──────── The data ────────
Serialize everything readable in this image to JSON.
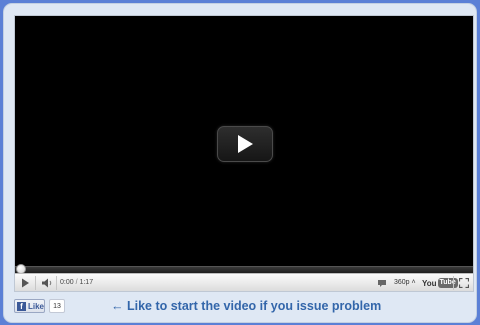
{
  "player": {
    "current_time": "0:00",
    "time_separator": " / ",
    "duration": "1:17",
    "quality": "360p",
    "quality_caret": "˄",
    "progress_fraction": 0,
    "logo": {
      "you": "You",
      "tube": "Tube"
    },
    "icons": {
      "center_play": "play-icon",
      "play": "play-icon",
      "volume": "volume-icon",
      "captions": "captions-icon",
      "fullscreen": "fullscreen-icon"
    }
  },
  "social": {
    "like_label": "Like",
    "like_count": "13"
  },
  "hint": {
    "text": "← Like to start the video if you issue problem"
  },
  "colors": {
    "page_background": "#5b80d6",
    "card_background": "#dfe8f4",
    "hint_text": "#3366aa",
    "facebook_blue": "#3b5998",
    "progress_red": "#cc0000"
  }
}
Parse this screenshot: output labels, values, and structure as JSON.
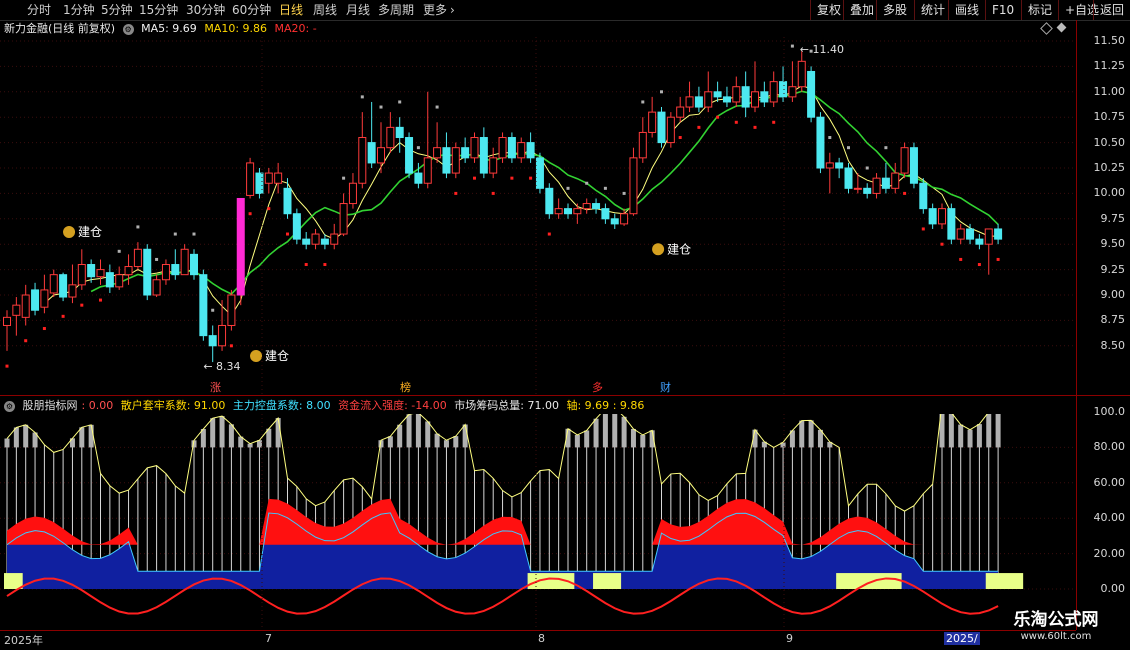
{
  "toolbar": {
    "periods": [
      "分时",
      "1分钟",
      "5分钟",
      "15分钟",
      "30分钟",
      "60分钟",
      "日线",
      "周线",
      "月线",
      "多周期",
      "更多"
    ],
    "active": "日线",
    "more_arrow": "›",
    "right_buttons": [
      "复权",
      "叠加",
      "多股",
      "统计",
      "画线",
      "F10",
      "标记",
      "+自选",
      "返回"
    ]
  },
  "stock": {
    "name": "新力金融(日线 前复权)",
    "ma5_label": "MA5: 9.69",
    "ma10_label": "MA10: 9.86",
    "ma20_label": "MA20: -"
  },
  "indicator": {
    "name": "股朋指标网",
    "zero": ": 0.00",
    "retail": "散户套牢系数: 91.00",
    "main": "主力控盘系数: 8.00",
    "flow": "资金流入强度: -14.00",
    "chips": "市场筹码总量: 71.00",
    "axis_a": "轴: 9.69",
    "axis_b": ": 9.86"
  },
  "colors": {
    "up": "#ff3b3b",
    "down": "#4de8f0",
    "ma5": "#ffffff",
    "ma10": "#ffd700",
    "ma20": "#ff3030",
    "ma_green": "#32d232",
    "border": "#8b0000"
  },
  "price_axis": [
    "11.50",
    "11.25",
    "11.00",
    "10.75",
    "10.50",
    "10.25",
    "10.00",
    "9.75",
    "9.50",
    "9.25",
    "9.00",
    "8.75",
    "8.50"
  ],
  "ind_axis": [
    "100.0",
    "80.00",
    "60.00",
    "40.00",
    "20.00",
    "0.00"
  ],
  "annotations": {
    "high": "11.40",
    "low": "8.34",
    "build": "建仓"
  },
  "events": [
    "涨",
    "榜",
    "多",
    "财"
  ],
  "time_axis": [
    "2025年",
    "7",
    "8",
    "9",
    "2025/"
  ],
  "watermark": {
    "title": "乐淘公式网",
    "url": "www.60lt.com"
  },
  "candles": [
    [
      8.7,
      8.78,
      8.45,
      8.85
    ],
    [
      8.8,
      8.9,
      8.6,
      8.98
    ],
    [
      8.78,
      9.0,
      8.7,
      9.1
    ],
    [
      9.05,
      8.85,
      8.8,
      9.12
    ],
    [
      8.88,
      9.05,
      8.82,
      9.2
    ],
    [
      9.02,
      9.2,
      8.98,
      9.25
    ],
    [
      9.2,
      8.98,
      8.94,
      9.22
    ],
    [
      8.98,
      9.1,
      8.92,
      9.3
    ],
    [
      9.1,
      9.3,
      9.05,
      9.45
    ],
    [
      9.3,
      9.18,
      9.12,
      9.35
    ],
    [
      9.18,
      9.25,
      9.1,
      9.35
    ],
    [
      9.22,
      9.08,
      9.02,
      9.3
    ],
    [
      9.08,
      9.2,
      9.05,
      9.28
    ],
    [
      9.2,
      9.28,
      9.1,
      9.4
    ],
    [
      9.28,
      9.45,
      9.25,
      9.52
    ],
    [
      9.45,
      9.0,
      8.95,
      9.5
    ],
    [
      9.0,
      9.15,
      8.98,
      9.2
    ],
    [
      9.15,
      9.3,
      9.1,
      9.35
    ],
    [
      9.3,
      9.2,
      9.15,
      9.45
    ],
    [
      9.2,
      9.45,
      9.2,
      9.5
    ],
    [
      9.4,
      9.2,
      9.15,
      9.45
    ],
    [
      9.2,
      8.6,
      8.55,
      9.25
    ],
    [
      8.6,
      8.5,
      8.34,
      8.7
    ],
    [
      8.5,
      8.7,
      8.45,
      8.95
    ],
    [
      8.7,
      9.0,
      8.65,
      9.05
    ],
    [
      9.0,
      9.95,
      8.9,
      9.95
    ],
    [
      9.98,
      10.3,
      9.95,
      10.35
    ],
    [
      10.2,
      10.0,
      9.95,
      10.25
    ],
    [
      10.1,
      10.2,
      10.0,
      10.25
    ],
    [
      10.1,
      10.2,
      10.0,
      10.3
    ],
    [
      10.05,
      9.8,
      9.75,
      10.15
    ],
    [
      9.8,
      9.55,
      9.5,
      9.85
    ],
    [
      9.55,
      9.5,
      9.45,
      9.62
    ],
    [
      9.5,
      9.6,
      9.45,
      9.65
    ],
    [
      9.55,
      9.5,
      9.45,
      9.6
    ],
    [
      9.5,
      9.6,
      9.45,
      9.7
    ],
    [
      9.6,
      9.9,
      9.58,
      10.0
    ],
    [
      9.9,
      10.1,
      9.85,
      10.2
    ],
    [
      10.1,
      10.55,
      10.05,
      10.8
    ],
    [
      10.5,
      10.3,
      10.25,
      10.9
    ],
    [
      10.3,
      10.45,
      10.2,
      10.7
    ],
    [
      10.45,
      10.65,
      10.4,
      10.8
    ],
    [
      10.65,
      10.55,
      10.4,
      10.75
    ],
    [
      10.55,
      10.2,
      10.15,
      10.6
    ],
    [
      10.2,
      10.1,
      10.05,
      10.3
    ],
    [
      10.1,
      10.35,
      10.05,
      11.0
    ],
    [
      10.35,
      10.45,
      10.3,
      10.7
    ],
    [
      10.45,
      10.2,
      10.15,
      10.6
    ],
    [
      10.2,
      10.45,
      10.15,
      10.5
    ],
    [
      10.45,
      10.35,
      10.3,
      10.55
    ],
    [
      10.35,
      10.55,
      10.3,
      10.6
    ],
    [
      10.55,
      10.2,
      10.15,
      10.65
    ],
    [
      10.2,
      10.35,
      10.15,
      10.45
    ],
    [
      10.35,
      10.55,
      10.3,
      10.6
    ],
    [
      10.55,
      10.35,
      10.3,
      10.6
    ],
    [
      10.35,
      10.5,
      10.3,
      10.55
    ],
    [
      10.5,
      10.35,
      10.3,
      10.6
    ],
    [
      10.35,
      10.05,
      10.0,
      10.4
    ],
    [
      10.05,
      9.8,
      9.75,
      10.1
    ],
    [
      9.8,
      9.85,
      9.75,
      9.95
    ],
    [
      9.85,
      9.8,
      9.75,
      9.9
    ],
    [
      9.8,
      9.85,
      9.7,
      9.9
    ],
    [
      9.85,
      9.9,
      9.8,
      9.95
    ],
    [
      9.9,
      9.85,
      9.8,
      9.95
    ],
    [
      9.85,
      9.75,
      9.7,
      9.9
    ],
    [
      9.75,
      9.7,
      9.65,
      9.8
    ],
    [
      9.7,
      9.8,
      9.68,
      9.85
    ],
    [
      9.8,
      10.35,
      9.78,
      10.45
    ],
    [
      10.35,
      10.6,
      10.3,
      10.75
    ],
    [
      10.6,
      10.8,
      10.55,
      10.95
    ],
    [
      10.8,
      10.5,
      10.45,
      10.85
    ],
    [
      10.5,
      10.75,
      10.45,
      10.8
    ],
    [
      10.75,
      10.85,
      10.7,
      10.95
    ],
    [
      10.85,
      10.95,
      10.8,
      11.1
    ],
    [
      10.95,
      10.85,
      10.8,
      11.05
    ],
    [
      10.85,
      11.0,
      10.8,
      11.2
    ],
    [
      11.0,
      10.95,
      10.9,
      11.1
    ],
    [
      10.95,
      10.9,
      10.85,
      11.05
    ],
    [
      10.9,
      11.05,
      10.85,
      11.15
    ],
    [
      11.05,
      10.85,
      10.75,
      11.2
    ],
    [
      10.85,
      11.0,
      10.8,
      11.3
    ],
    [
      11.0,
      10.9,
      10.85,
      11.1
    ],
    [
      10.9,
      11.1,
      10.85,
      11.2
    ],
    [
      11.1,
      10.95,
      10.9,
      11.25
    ],
    [
      10.95,
      11.05,
      10.9,
      11.3
    ],
    [
      11.05,
      11.3,
      11.0,
      11.4
    ],
    [
      11.2,
      10.75,
      10.7,
      11.25
    ],
    [
      10.75,
      10.25,
      10.2,
      10.8
    ],
    [
      10.25,
      10.3,
      10.0,
      10.4
    ],
    [
      10.3,
      10.25,
      10.15,
      10.35
    ],
    [
      10.25,
      10.05,
      10.0,
      10.3
    ],
    [
      10.05,
      10.05,
      10.0,
      10.2
    ],
    [
      10.05,
      10.0,
      9.95,
      10.1
    ],
    [
      10.0,
      10.15,
      9.95,
      10.2
    ],
    [
      10.15,
      10.05,
      10.0,
      10.3
    ],
    [
      10.05,
      10.2,
      10.0,
      10.3
    ],
    [
      10.2,
      10.45,
      10.15,
      10.5
    ],
    [
      10.45,
      10.1,
      10.05,
      10.5
    ],
    [
      10.1,
      9.85,
      9.8,
      10.15
    ],
    [
      9.85,
      9.7,
      9.65,
      9.9
    ],
    [
      9.7,
      9.85,
      9.65,
      9.9
    ],
    [
      9.85,
      9.55,
      9.5,
      9.9
    ],
    [
      9.55,
      9.65,
      9.5,
      9.7
    ],
    [
      9.65,
      9.55,
      9.5,
      9.7
    ],
    [
      9.55,
      9.5,
      9.45,
      9.6
    ],
    [
      9.5,
      9.65,
      9.2,
      9.65
    ],
    [
      9.65,
      9.55,
      9.5,
      9.7
    ]
  ]
}
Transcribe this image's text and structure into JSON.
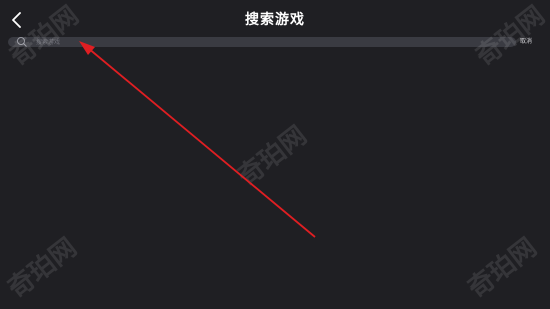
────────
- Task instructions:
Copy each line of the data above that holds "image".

- Answer section:
Serialize everything readable in this image to JSON.
Transcribe this image's text and structure into JSON.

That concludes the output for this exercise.